Following the UK formally leaving the EU and entering into a transition period (until the end of December 2020) during which the UK and the EU will negotiate with a view to establishing a new formal relationship, the European Data Protection Supervisor (EDPS) has issued its official ‘Opinion on the opening of negotiations for a new partnership with the UK’, which can be found on the EDPS’s website here: https://edps.europa.eu/. This article looks at the aspects of the Opinion concerning the so-called ‘adequacy’ process.
What’s this all about?
The EDPS is an EU institution that deals with data protection issues concerning EU institutions and bodies. As part of its mandate it has issued a formal Opinion with respect to data protection concerning the EU-UK negotiations for a new partnership including the so-called ‘adequacy assessment’ that the EU will determine for the UK.
By way of brief reminder, adequacy status can be granted by the European Commission to countries outside the European Economic Area (EEA) where these countries provide a level of personal data protection comparable to that provided in EU terms – this assessment needs to be undertaken with regard to the UK because the UK has left the EU. Acquiring adequacy status will mean that information can pass freely between the UK and the EEA without further safeguards being required.
What are the main points and recommendations made?
The EDPS has set out a number of points and recommendations and notable comments that it has made concerning adequacy are that:
- The adoption of an adequacy decision is subject to specific conditions and requirements and, if the European Commission presents a draft adequacy decision, the EDPB will need to be involved;
- Given the specific situation of the UK, any substantial deviation from the EU data protection ‘acquis’ that would result in lowering the level of protection would constitute an important obstacle to the adequacy findings; and,
- The EDPS recommends that the EU takes steps to prepare for all eventualities, including where the adequacy decision(s) cannot be adopted within the transition period, where no adequacy decision would be adopted at all, or where it would be adopted only in relation to some areas.
What’s the takeaway?
The adequacy assessment is not going to be a straightforward exercise, most likely because of the UK’s surveillance rules and practices.

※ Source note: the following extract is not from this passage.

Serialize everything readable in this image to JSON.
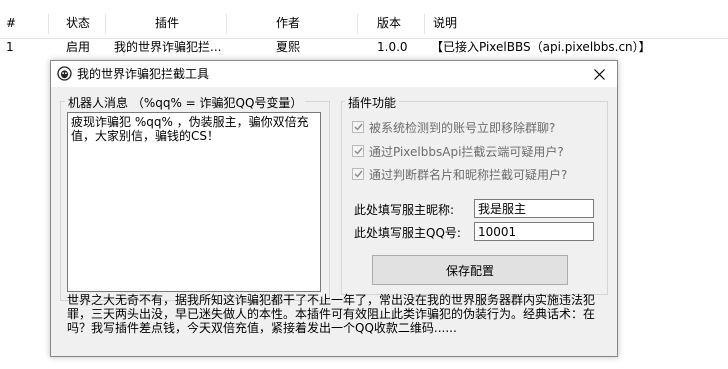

The EDPS’ Opinion is a reminder that it is another EU player in the adequacy process who will be pitching in their tuppenceworth.
What should I be doing now?
During the transition period you should have a plan and also consider the following:
- Be proactive – do not leave this until the last-minute and instead review your current compliance measures on a prioritized basis;
- Look at data transfer arrangements – this should be a key priority (standard contractual clauses/model clauses, Binding Corporate Rules etc.). Approach the businesses, vendors etc. with whom your data transfers are taking place for discussions about future arrangements between you;
- Determine whether you will be requited to appoint a so-called official Representative and if this is the case start drafting the relevant documentation to be able to make this work in practice;
- In a more specific UK context, follow closely how the ICO’s role actually plays out in the so-called ‘co-operation and consistency mechanism’ and how it continues to act as a so-called ‘lead supervisory authority’, and determine who your lead supervisory authority might be after the end of the transition period; and,
- Follow the eventual changes made to UK data protection rules post the transition period and determine if and how they might affect your business.
We recently wrote about the ICO’s updated Brexit Data Protection Guidance which can be found here: https://www.corderycompliance.com/ico-updated-brexit-dp-guidance-and-resources/
We report about data protection issues here: http://www.corderycompliance.com/category/data-protection-privacy/. For more about GDPR please also see our GDPR FAQs which can be found here: http://www.corderycompliance.com/eu-data-protection-regulation-faqs-3/ and our Data Protection Glossary which can be found here: http://www.corderycompliance.com/?s=glossary.
Cordery’s GDPR Navigator includes resources to help deal with data protection compliance. GDPR Navigator includes:
- Detailed guidance on the security aspects of GDPR in paper and on film;
- A template data breach log;
- A template data breach plan; and,
- A template data breach reporting form.
- For information about our Breach Navigator tool please see here: https://www.corderycompliance.com/solutions/breach-navigator/
For more information please contact André Bywater or Jonathan Armstrong who are lawyers with Cordery in London where their focus is on compliance issues.
Office: +44 (0)207 075 1785
Office: +44 (0)207 075 1784
Image used courtesy of the ICO